*Work to be completed:*
Return each entry word for word. Leave the images out.

Items from an interface collection:
———
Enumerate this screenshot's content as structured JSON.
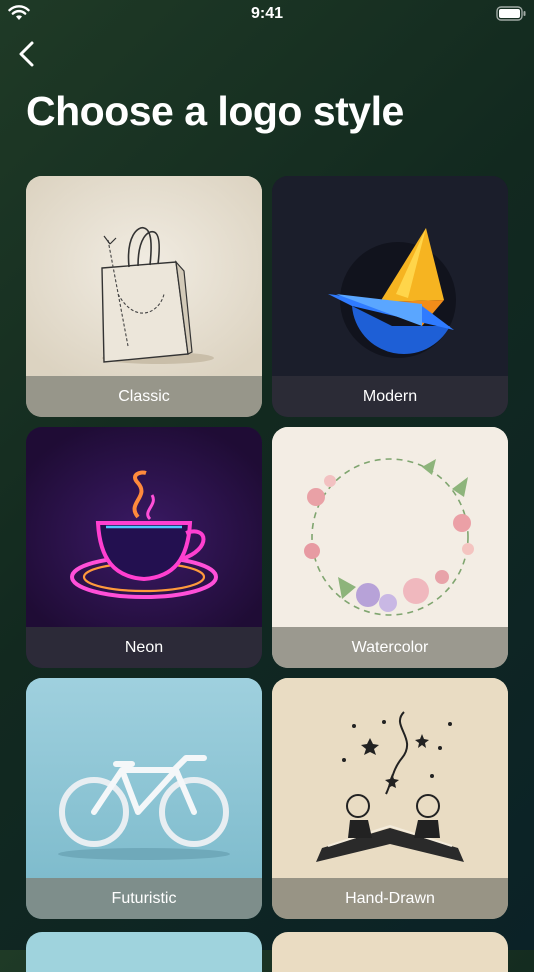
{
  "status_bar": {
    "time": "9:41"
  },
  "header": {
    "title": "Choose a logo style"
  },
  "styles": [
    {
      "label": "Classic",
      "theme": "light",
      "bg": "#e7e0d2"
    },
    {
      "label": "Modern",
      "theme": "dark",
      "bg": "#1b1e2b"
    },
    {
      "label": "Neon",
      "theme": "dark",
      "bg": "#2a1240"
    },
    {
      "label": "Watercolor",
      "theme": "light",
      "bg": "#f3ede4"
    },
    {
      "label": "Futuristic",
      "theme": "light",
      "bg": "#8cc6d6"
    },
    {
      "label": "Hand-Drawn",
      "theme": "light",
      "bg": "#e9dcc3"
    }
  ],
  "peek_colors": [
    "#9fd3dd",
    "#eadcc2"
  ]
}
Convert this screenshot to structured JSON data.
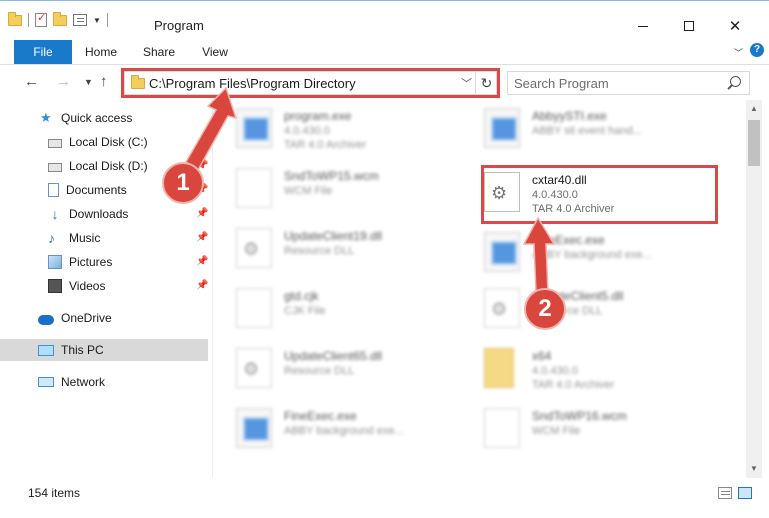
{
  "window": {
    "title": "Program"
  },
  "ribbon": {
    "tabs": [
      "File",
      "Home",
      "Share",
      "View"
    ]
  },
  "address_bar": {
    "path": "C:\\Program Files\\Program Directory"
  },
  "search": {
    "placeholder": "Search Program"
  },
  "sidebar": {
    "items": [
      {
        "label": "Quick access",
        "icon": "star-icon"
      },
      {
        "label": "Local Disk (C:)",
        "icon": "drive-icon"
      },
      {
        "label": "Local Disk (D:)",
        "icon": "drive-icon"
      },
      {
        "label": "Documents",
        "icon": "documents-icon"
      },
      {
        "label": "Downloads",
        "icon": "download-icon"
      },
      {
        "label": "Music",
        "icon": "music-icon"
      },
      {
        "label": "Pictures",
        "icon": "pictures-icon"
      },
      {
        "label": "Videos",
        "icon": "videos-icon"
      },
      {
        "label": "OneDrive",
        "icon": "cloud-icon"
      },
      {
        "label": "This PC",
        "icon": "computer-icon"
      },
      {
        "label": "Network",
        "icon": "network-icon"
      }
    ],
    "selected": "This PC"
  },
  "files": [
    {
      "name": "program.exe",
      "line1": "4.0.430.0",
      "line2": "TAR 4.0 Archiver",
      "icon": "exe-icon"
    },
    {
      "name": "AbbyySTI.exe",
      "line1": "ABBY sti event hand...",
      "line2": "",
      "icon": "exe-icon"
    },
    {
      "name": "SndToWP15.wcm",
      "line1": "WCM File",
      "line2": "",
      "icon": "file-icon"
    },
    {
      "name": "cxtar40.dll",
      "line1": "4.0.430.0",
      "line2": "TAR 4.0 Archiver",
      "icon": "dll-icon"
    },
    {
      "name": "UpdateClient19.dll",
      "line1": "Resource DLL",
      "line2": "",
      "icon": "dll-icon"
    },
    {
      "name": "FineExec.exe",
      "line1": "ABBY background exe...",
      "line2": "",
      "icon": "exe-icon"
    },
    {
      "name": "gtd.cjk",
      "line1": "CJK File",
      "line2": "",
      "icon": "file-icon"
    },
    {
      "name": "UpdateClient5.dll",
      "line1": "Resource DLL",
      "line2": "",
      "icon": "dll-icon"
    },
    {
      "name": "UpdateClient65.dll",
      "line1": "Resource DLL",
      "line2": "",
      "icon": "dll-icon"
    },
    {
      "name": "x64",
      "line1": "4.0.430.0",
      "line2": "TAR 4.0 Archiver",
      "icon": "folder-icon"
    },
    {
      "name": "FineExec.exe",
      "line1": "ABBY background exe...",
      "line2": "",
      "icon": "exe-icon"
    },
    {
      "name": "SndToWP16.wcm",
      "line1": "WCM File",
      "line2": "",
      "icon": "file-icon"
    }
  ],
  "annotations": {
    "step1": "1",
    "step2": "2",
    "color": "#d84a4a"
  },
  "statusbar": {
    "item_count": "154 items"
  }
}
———
*Exercise solution:*
Enumerate this screenshot's content as structured JSON.
{
  "status_bar": {
    "time": "9:41"
  },
  "header": {
    "title": "Choose a logo style"
  },
  "styles": [
    {
      "label": "Classic",
      "theme": "light",
      "bg": "#e7e0d2"
    },
    {
      "label": "Modern",
      "theme": "dark",
      "bg": "#1b1e2b"
    },
    {
      "label": "Neon",
      "theme": "dark",
      "bg": "#2a1240"
    },
    {
      "label": "Watercolor",
      "theme": "light",
      "bg": "#f3ede4"
    },
    {
      "label": "Futuristic",
      "theme": "light",
      "bg": "#8cc6d6"
    },
    {
      "label": "Hand-Drawn",
      "theme": "light",
      "bg": "#e9dcc3"
    }
  ],
  "peek_colors": [
    "#9fd3dd",
    "#eadcc2"
  ]
}
Convert this screenshot to structured JSON data.
{
  "window": {
    "title": "Program"
  },
  "ribbon": {
    "tabs": [
      "File",
      "Home",
      "Share",
      "View"
    ]
  },
  "address_bar": {
    "path": "C:\\Program Files\\Program Directory"
  },
  "search": {
    "placeholder": "Search Program"
  },
  "sidebar": {
    "items": [
      {
        "label": "Quick access",
        "icon": "star-icon"
      },
      {
        "label": "Local Disk (C:)",
        "icon": "drive-icon"
      },
      {
        "label": "Local Disk (D:)",
        "icon": "drive-icon"
      },
      {
        "label": "Documents",
        "icon": "documents-icon"
      },
      {
        "label": "Downloads",
        "icon": "download-icon"
      },
      {
        "label": "Music",
        "icon": "music-icon"
      },
      {
        "label": "Pictures",
        "icon": "pictures-icon"
      },
      {
        "label": "Videos",
        "icon": "videos-icon"
      },
      {
        "label": "OneDrive",
        "icon": "cloud-icon"
      },
      {
        "label": "This PC",
        "icon": "computer-icon"
      },
      {
        "label": "Network",
        "icon": "network-icon"
      }
    ],
    "selected": "This PC"
  },
  "files": [
    {
      "name": "program.exe",
      "line1": "4.0.430.0",
      "line2": "TAR 4.0 Archiver",
      "icon": "exe-icon"
    },
    {
      "name": "AbbyySTI.exe",
      "line1": "ABBY sti event hand...",
      "line2": "",
      "icon": "exe-icon"
    },
    {
      "name": "SndToWP15.wcm",
      "line1": "WCM File",
      "line2": "",
      "icon": "file-icon"
    },
    {
      "name": "cxtar40.dll",
      "line1": "4.0.430.0",
      "line2": "TAR 4.0 Archiver",
      "icon": "dll-icon"
    },
    {
      "name": "UpdateClient19.dll",
      "line1": "Resource DLL",
      "line2": "",
      "icon": "dll-icon"
    },
    {
      "name": "FineExec.exe",
      "line1": "ABBY background exe...",
      "line2": "",
      "icon": "exe-icon"
    },
    {
      "name": "gtd.cjk",
      "line1": "CJK File",
      "line2": "",
      "icon": "file-icon"
    },
    {
      "name": "UpdateClient5.dll",
      "line1": "Resource DLL",
      "line2": "",
      "icon": "dll-icon"
    },
    {
      "name": "UpdateClient65.dll",
      "line1": "Resource DLL",
      "line2": "",
      "icon": "dll-icon"
    },
    {
      "name": "x64",
      "line1": "4.0.430.0",
      "line2": "TAR 4.0 Archiver",
      "icon": "folder-icon"
    },
    {
      "name": "FineExec.exe",
      "line1": "ABBY background exe...",
      "line2": "",
      "icon": "exe-icon"
    },
    {
      "name": "SndToWP16.wcm",
      "line1": "WCM File",
      "line2": "",
      "icon": "file-icon"
    }
  ],
  "annotations": {
    "step1": "1",
    "step2": "2",
    "color": "#d84a4a"
  },
  "statusbar": {
    "item_count": "154 items"
  }
}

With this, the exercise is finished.